◆ Exercise objective
The lines to copy are those in the records below that hold the word "similarity".

Stored dataset items
-------

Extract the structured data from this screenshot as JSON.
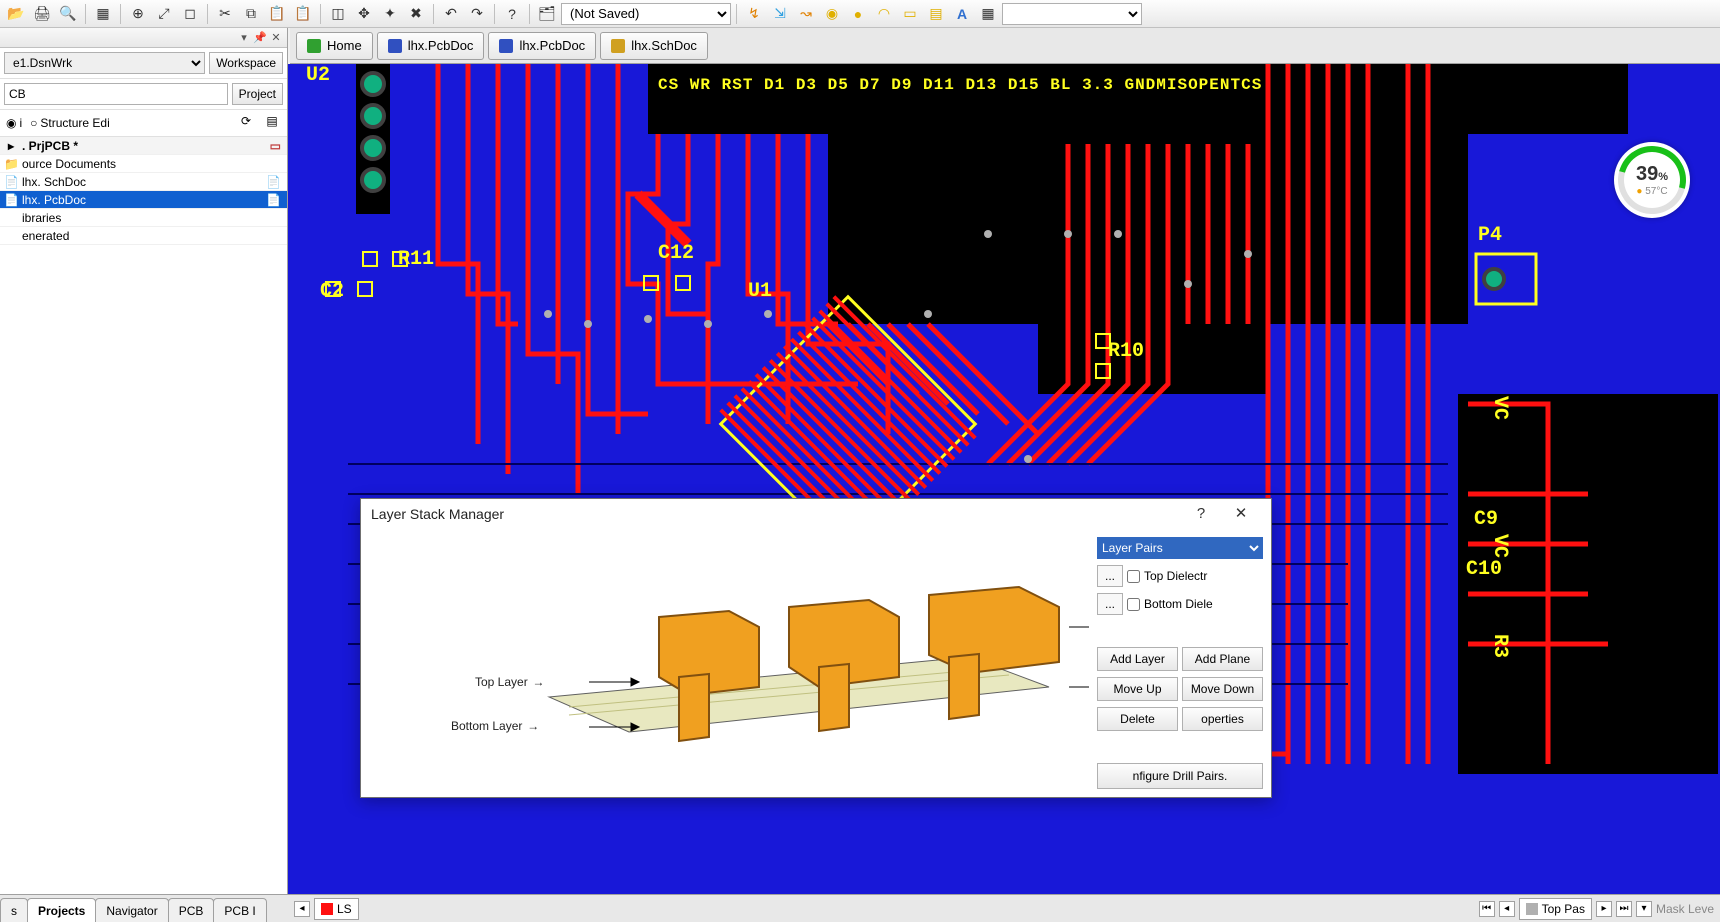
{
  "toolbar": {
    "saved_combo": "(Not Saved)"
  },
  "panel": {
    "workspace_value": "e1.DsnWrk",
    "workspace_btn": "Workspace",
    "project_value": "CB",
    "project_btn": "Project",
    "mode_file": "i",
    "mode_structure": "Structure Edi"
  },
  "tree": {
    "header": ". PrjPCB *",
    "items": [
      {
        "label": "ource Documents",
        "icon": "📁"
      },
      {
        "label": "lhx. SchDoc",
        "icon": "📄",
        "end": "📄"
      },
      {
        "label": "lhx. PcbDoc",
        "icon": "📄",
        "end": "📄",
        "selected": true
      },
      {
        "label": "ibraries",
        "icon": ""
      },
      {
        "label": "enerated",
        "icon": ""
      }
    ]
  },
  "left_tabs": [
    "s",
    "Projects",
    "Navigator",
    "PCB",
    "PCB I"
  ],
  "left_tabs_active": 1,
  "doc_tabs": [
    {
      "label": "Home",
      "color": "#30a030"
    },
    {
      "label": "lhx.PcbDoc",
      "color": "#3050c0"
    },
    {
      "label": "lhx.PcbDoc",
      "color": "#3050c0"
    },
    {
      "label": "lhx.SchDoc",
      "color": "#d0a020"
    }
  ],
  "silk": {
    "header": "CS  WR  RST  D1   D3   D5  D7   D9   D11  D13 D15   BL  3.3  GNDMISOPENTCS",
    "u2": "U2",
    "r11": "R11",
    "c2": "C2",
    "c12": "C12",
    "u1": "U1",
    "r10": "R10",
    "p4": "P4",
    "vc": "VC",
    "c9": "C9",
    "vc2": "VC",
    "c10": "C10",
    "r3": "R3"
  },
  "gauge": {
    "percent": "39",
    "pct_sym": "%",
    "temp": "57°C"
  },
  "dialog": {
    "title": "Layer Stack Manager",
    "pairs": "Layer Pairs",
    "top_dielectric": "Top Dielectr",
    "bottom_dielectric": "Bottom Diele",
    "add_layer": "Add Layer",
    "add_plane": "Add Plane",
    "move_up": "Move Up",
    "move_down": "Move Down",
    "delete": "Delete",
    "properties": "operties",
    "drill": "nfigure Drill Pairs.",
    "top_layer": "Top Layer",
    "bottom_layer": "Bottom Layer"
  },
  "bottom": {
    "ls": "LS",
    "top_paste": "Top Pas",
    "mask": "Mask Leve"
  }
}
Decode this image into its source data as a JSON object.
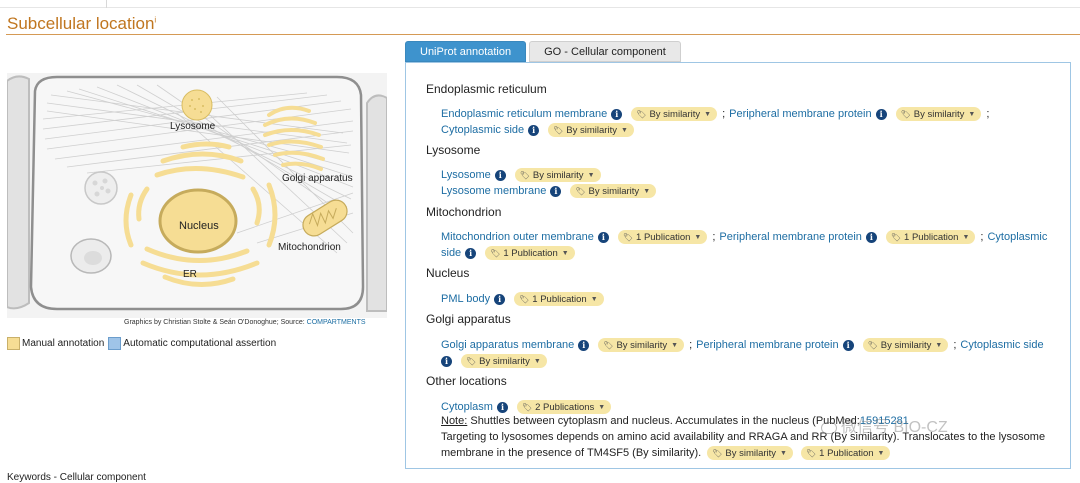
{
  "section": {
    "title": "Subcellular location",
    "title_marker": "i"
  },
  "illustration": {
    "labels": {
      "lysosome": "Lysosome",
      "golgi": "Golgi apparatus",
      "nucleus": "Nucleus",
      "mitochondrion": "Mitochondrion",
      "er": "ER"
    },
    "credit_text": "Graphics by Christian Stolte & Seán O'Donoghue; Source: ",
    "credit_link": "COMPARTMENTS",
    "legend": {
      "manual": "Manual annotation",
      "automatic": "Automatic computational assertion"
    },
    "colors": {
      "manual": "#f6dd94",
      "automatic": "#9fc4e8"
    }
  },
  "tabs": [
    {
      "label": "UniProt annotation",
      "active": true
    },
    {
      "label": "GO - Cellular component",
      "active": false
    }
  ],
  "annotation": {
    "pill_labels": {
      "similarity": "By similarity",
      "one_pub": "1 Publication",
      "two_pub": "2 Publications"
    },
    "sections": {
      "er": "Endoplasmic reticulum",
      "lysosome": "Lysosome",
      "mitochondrion": "Mitochondrion",
      "nucleus": "Nucleus",
      "golgi": "Golgi apparatus",
      "other": "Other locations"
    },
    "locations": {
      "er_membrane": "Endoplasmic reticulum membrane",
      "peripheral_membrane_protein": "Peripheral membrane protein",
      "cytoplasmic_side": "Cytoplasmic side",
      "cytoplasmic_prefix": "Cytoplasmic",
      "side_suffix": "side",
      "lysosome": "Lysosome",
      "lysosome_membrane": "Lysosome membrane",
      "mito_outer_membrane": "Mitochondrion outer membrane",
      "pml_body": "PML body",
      "golgi_membrane": "Golgi apparatus membrane",
      "cytoplasm": "Cytoplasm"
    },
    "separator": ";",
    "note": {
      "label": "Note:",
      "line1": " Shuttles between cytoplasm and nucleus. Accumulates in the nucleus (",
      "line1_tail": "PubMed:",
      "pmid": "15915281",
      "line2": "Targeting to lysosomes depends on amino acid availability and RRAGA and RR",
      "line2_tail": " (By similarity). Translocates to the lysosome",
      "line3": "membrane in the presence of TM4SF5 (By similarity)."
    }
  },
  "watermark": "微信号 BIO-CZ",
  "bottom_text": "Keywords - Cellular component"
}
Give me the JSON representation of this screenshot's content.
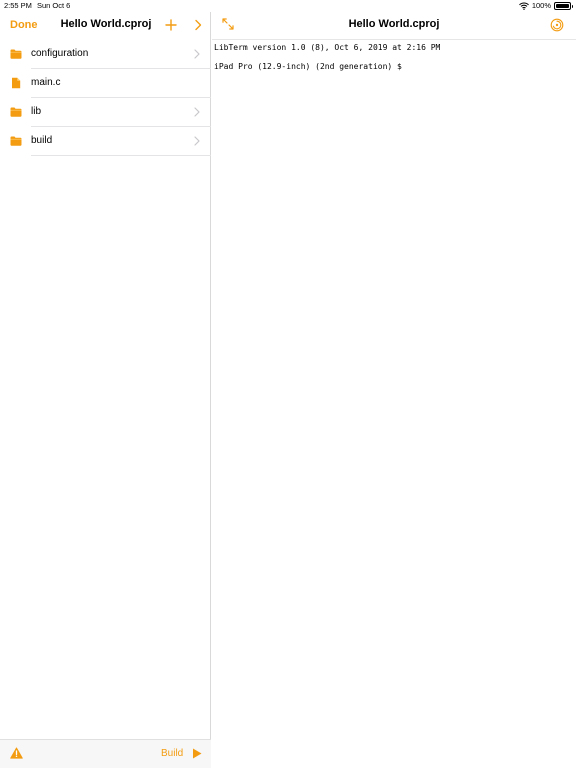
{
  "status_bar": {
    "time": "2:55 PM",
    "date": "Sun Oct 6",
    "battery": "100%"
  },
  "sidebar": {
    "done_label": "Done",
    "title": "Hello World.cproj",
    "files": [
      {
        "name": "configuration",
        "type": "folder",
        "has_chevron": true
      },
      {
        "name": "main.c",
        "type": "file",
        "has_chevron": false
      },
      {
        "name": "lib",
        "type": "folder",
        "has_chevron": true
      },
      {
        "name": "build",
        "type": "folder",
        "has_chevron": true
      }
    ],
    "toolbar": {
      "build_label": "Build"
    }
  },
  "main": {
    "title": "Hello World.cproj",
    "terminal_lines": [
      "LibTerm version 1.0 (8), Oct 6, 2019 at 2:16 PM",
      "iPad Pro (12.9-inch) (2nd generation) $"
    ]
  },
  "colors": {
    "accent": "#F39C12",
    "separator": "#E4E4E7"
  },
  "icons": {
    "add": "plus-icon",
    "forward": "chevron-right-icon",
    "folder": "folder-icon",
    "file": "document-icon",
    "warning": "warning-icon",
    "run": "play-icon",
    "expand": "expand-arrows-icon",
    "settings": "gear-icon"
  }
}
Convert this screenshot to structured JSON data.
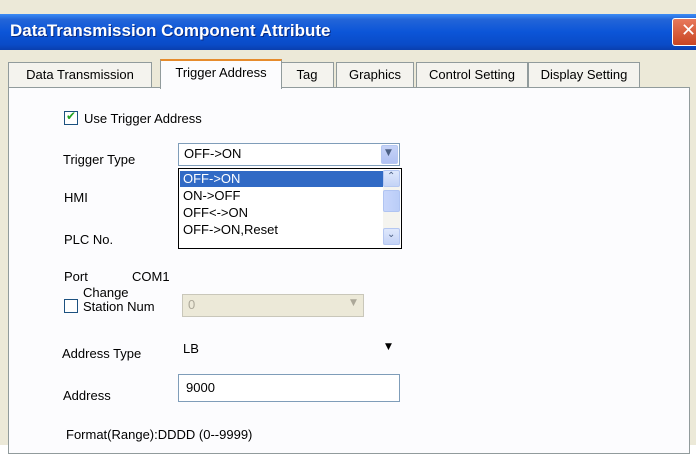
{
  "window": {
    "title": "DataTransmission Component Attribute",
    "close_glyph": "✕"
  },
  "tabs": [
    {
      "label": "Data Transmission"
    },
    {
      "label": "Trigger Address"
    },
    {
      "label": "Tag"
    },
    {
      "label": "Graphics"
    },
    {
      "label": "Control Setting"
    },
    {
      "label": "Display Setting"
    }
  ],
  "active_tab": "Trigger Address",
  "use_trigger": {
    "label": "Use Trigger Address",
    "checked": true
  },
  "trigger_type": {
    "label": "Trigger Type",
    "value": "OFF->ON",
    "options": [
      "OFF->ON",
      "ON->OFF",
      "OFF<->ON",
      "OFF->ON,Reset"
    ],
    "selected_index": 0
  },
  "hmi": {
    "label": "HMI"
  },
  "plc_no": {
    "label": "PLC No."
  },
  "port": {
    "label": "Port",
    "value": "COM1"
  },
  "change_station": {
    "label_line1": "Change",
    "label_line2": "Station Num",
    "checked": false,
    "value": "0"
  },
  "address_type": {
    "label": "Address Type",
    "value": "LB"
  },
  "address": {
    "label": "Address",
    "value": "9000"
  },
  "format": {
    "text": "Format(Range):DDDD (0--9999)"
  },
  "icons": {
    "dropdown_arrow": "▼",
    "scroll_up": "⌃",
    "scroll_down": "⌄",
    "check": "✔"
  },
  "colors": {
    "title_bar": "#0a4bc7",
    "selection": "#316ac5",
    "active_tab_accent": "#e68b2c"
  }
}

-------

◆ Result below
      "similarity": "By similarity",
      "line2_tail": " (By similarity). Translocates to the lysosome",
      "line3": "membrane in the presence of TM4SF5 (By similarity)."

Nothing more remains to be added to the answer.